A Mormon Maid
Mae Murray in the film
Directed byRobert Z. Leonard
Screenplay byCharles Sarver
Paul West
Produced byJesse L. Lasky
StarringMae Murray
Frank Borzage
Hobart Bosworth
Edythe Chapman
Noah Beery, Sr.
Richard Henry Cummings
CinematographyCharles Rosher
Production
company
Jesse L. Lasky Feature Play Company
Distributed byParamount Pictures
Release date
  • April 22, 1917 (1917-04-22)
Running time
50 minutes
CountryUnited States
LanguageSilent (English intertitles)

A Mormon Maid is a 1917 American silent drama film directed by Robert Z. Leonard and written by Charles Sarver and Paul West. While traveling westward with her family, Dora must face the proposal to become a Mormon elders sixth wife. The film stars Mae Murray, Frank Borzage, Hobart Bosworth, Edythe Chapman, Noah Beery, Sr., and Richard Henry Cummings. The film was released on April 22, 1917, by Paramount Pictures.[1][2] The film survives complete.[3]

Plot

Set in the 1840s during the Mormon migration westward, this film introduces a young woman named Dora and her family as they travel west.
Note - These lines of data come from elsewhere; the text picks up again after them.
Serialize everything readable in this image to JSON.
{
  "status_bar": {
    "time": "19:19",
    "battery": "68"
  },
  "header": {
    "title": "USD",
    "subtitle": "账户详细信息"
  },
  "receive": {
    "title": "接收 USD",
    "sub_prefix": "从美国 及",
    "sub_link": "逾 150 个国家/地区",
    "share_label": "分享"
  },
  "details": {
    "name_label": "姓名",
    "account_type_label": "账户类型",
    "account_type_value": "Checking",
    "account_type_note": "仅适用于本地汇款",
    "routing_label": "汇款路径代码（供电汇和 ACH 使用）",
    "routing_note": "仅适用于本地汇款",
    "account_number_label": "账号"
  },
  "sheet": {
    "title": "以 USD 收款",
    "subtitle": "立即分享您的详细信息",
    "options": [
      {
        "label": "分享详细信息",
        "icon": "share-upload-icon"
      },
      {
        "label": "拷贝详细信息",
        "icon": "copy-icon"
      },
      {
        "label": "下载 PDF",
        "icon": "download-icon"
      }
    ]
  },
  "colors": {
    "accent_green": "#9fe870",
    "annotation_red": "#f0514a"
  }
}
After being saved from an Indian attack by a Mormon community, the family joins their wagon train traveling to Utah. Throughout the film, Dora is pursued by two men, one a recent convert to the church and the other a scheming elder with multiple wives. Dora's mother ends up killing herself due to her revulsion towards polygamy, leaving Dora to consider her own future and the man she loves.[4] The elder is a former apostle of the church and is determined to have Dora as his sixth wife. After refusing to marry him Dora eventually ends up killing the old man as he tries to capture her for his own. To summarize, the plot of this film explores the implications of Dora's rejecting becoming a polygamist wife.[5]

Cast

Reception

Like many American films of the time, A Mormon Maid was subject to cuts by city and state film censorship boards. The Chicago Board of Censors cut two intertitles, "I am not a –" and "You have scoffed at our faith – now you will pay."[6] Many towns received this film with open arms, misunderstanding the film as an exposé on Mormonism and the religions practices. One newspaper even went so far as to link the film to the K. K. K.[7]

References

  1. ^ Hal Erickson (2015). "A-Mormon-Maid - Trailer - Cast - Showtimes". Movies & TV Dept. The New York Times. Baseline & All Movie Guide. Archived from the original on January 1, 2015. Retrieved January 1, 2015.
  2. ^ "A Mormon Maid". AFI. Retrieved January 1, 2015.
  3. ^ Library of Congress. “Mormon Maid.” American Silent Feature Film Survival Database, 1 Jan. 1917, http://lcweb2.loc.gov:8081/diglib/ihas/loc.mbrs.sfdb.2609/default.html. Retrieved 18 November 2020.
  4. ^ "Description". A Mormon maid (1917). c. 2000s. Retrieved 2019-07-03.
  5. ^ "Refuses to Become Wife Number Six!". The Buffalo Evening Times. 22 May 1917. Retrieved 2019-07-03.
  6. ^ "Official Cut-Outs by the Chicago Board of Censors". Exhibitors Herald. 5 (11): 33. September 8, 1917.
  7. ^ "Apollo". The Dayton Herald. 28 Feb 1920. Retrieved 2019-07-03.

Further reading